▶ [DATA FOR ANALYSIS]:
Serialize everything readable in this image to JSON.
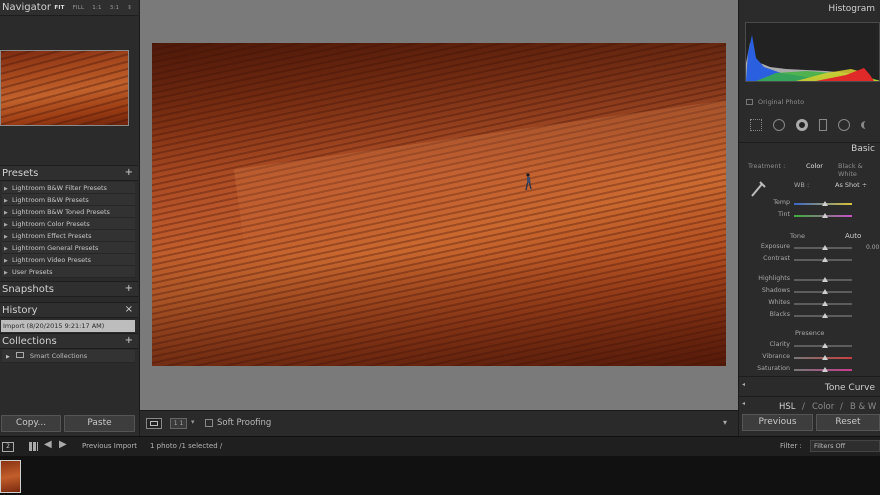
{
  "navigator": {
    "title": "Navigator",
    "fit": "FIT",
    "fill": "FILL",
    "r11": "1:1",
    "r31": "3:1",
    "arrow": "⇕"
  },
  "presets": {
    "title": "Presets",
    "items": [
      "Lightroom B&W Filter Presets",
      "Lightroom B&W Presets",
      "Lightroom B&W Toned Presets",
      "Lightroom Color Presets",
      "Lightroom Effect Presets",
      "Lightroom General Presets",
      "Lightroom Video Presets",
      "User Presets"
    ]
  },
  "snapshots": {
    "title": "Snapshots"
  },
  "history": {
    "title": "History",
    "item": "Import (8/20/2015 9:21:17 AM)",
    "close": "×"
  },
  "collections": {
    "title": "Collections",
    "smart": "Smart Collections"
  },
  "left_buttons": {
    "copy": "Copy...",
    "paste": "Paste"
  },
  "toolbar": {
    "soft_proofing": "Soft Proofing",
    "ratio": "1 1",
    "abc": "▾"
  },
  "histogram": {
    "title": "Histogram",
    "original": "Original Photo"
  },
  "basic": {
    "title": "Basic",
    "treatment": "Treatment :",
    "color": "Color",
    "bw": "Black & White",
    "wb": "WB :",
    "wb_value": "As Shot ÷",
    "tone": "Tone",
    "auto": "Auto",
    "exposure_value": "0.00",
    "presence": "Presence",
    "sliders": [
      {
        "label": "Temp"
      },
      {
        "label": "Tint"
      },
      {
        "label": "Exposure"
      },
      {
        "label": "Contrast"
      },
      {
        "label": "Highlights"
      },
      {
        "label": "Shadows"
      },
      {
        "label": "Whites"
      },
      {
        "label": "Blacks"
      },
      {
        "label": "Clarity"
      },
      {
        "label": "Vibrance"
      },
      {
        "label": "Saturation"
      }
    ]
  },
  "tone_curve": {
    "title": "Tone Curve"
  },
  "hsl": {
    "hsl": "HSL",
    "sep1": "/",
    "color": "Color",
    "sep2": "/",
    "bw": "B & W"
  },
  "right_buttons": {
    "previous": "Previous",
    "reset": "Reset"
  },
  "filmstrip": {
    "monitor1": "2",
    "prev_import": "Previous Import",
    "count": "1 photo /1 selected /",
    "filter": "Filter :",
    "filter_value": "Filters Off"
  },
  "icons": [
    "grid-icon",
    "back-arrow-icon",
    "forward-arrow-icon",
    "loupe-icon",
    "compare-icon"
  ]
}
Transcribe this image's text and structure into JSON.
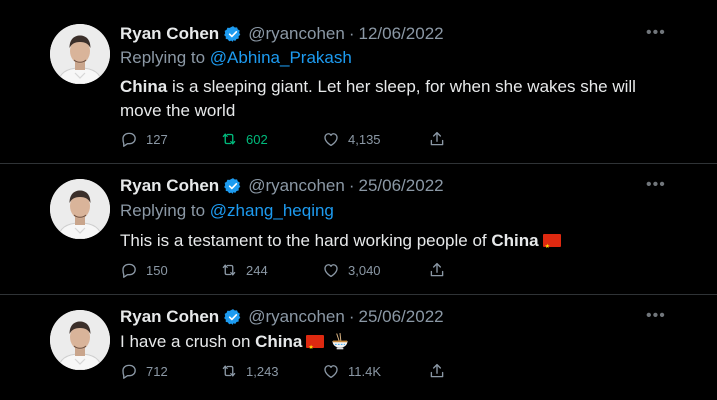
{
  "colors": {
    "background": "#000000",
    "text": "#e7e9ea",
    "muted": "#8b98a5",
    "link": "#1d9bf0",
    "retweet_active": "#00ba7c",
    "verified": "#1d9bf0"
  },
  "icons": [
    "verified-badge-icon",
    "more-icon",
    "reply-icon",
    "retweet-icon",
    "like-icon",
    "share-icon",
    "china-flag-emoji",
    "noodle-bowl-emoji"
  ],
  "tweets": [
    {
      "name": "Ryan Cohen",
      "handle": "@ryancohen",
      "separator": "·",
      "date": "12/06/2022",
      "replying_to_label": "Replying to",
      "replying_to": "@Abhina_Prakash",
      "text_bold": "China",
      "text_rest": " is a sleeping giant. Let her sleep, for when she wakes she will move the world",
      "replies": "127",
      "retweets": "602",
      "likes": "4,135"
    },
    {
      "name": "Ryan Cohen",
      "handle": "@ryancohen",
      "separator": "·",
      "date": "25/06/2022",
      "replying_to_label": "Replying to",
      "replying_to": "@zhang_heqing",
      "text_pre": "This is a testament to the hard working people of ",
      "text_bold": "China",
      "replies": "150",
      "retweets": "244",
      "likes": "3,040"
    },
    {
      "name": "Ryan Cohen",
      "handle": "@ryancohen",
      "separator": "·",
      "date": "25/06/2022",
      "text_pre": "I have a crush on ",
      "text_bold": "China",
      "replies": "712",
      "retweets": "1,243",
      "likes": "11.4K"
    }
  ]
}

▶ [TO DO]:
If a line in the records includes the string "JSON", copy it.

▶ [RESPONSE AREA]:
Serialize everything readable in this image to JSON.
Transcribe this image's text and structure into JSON.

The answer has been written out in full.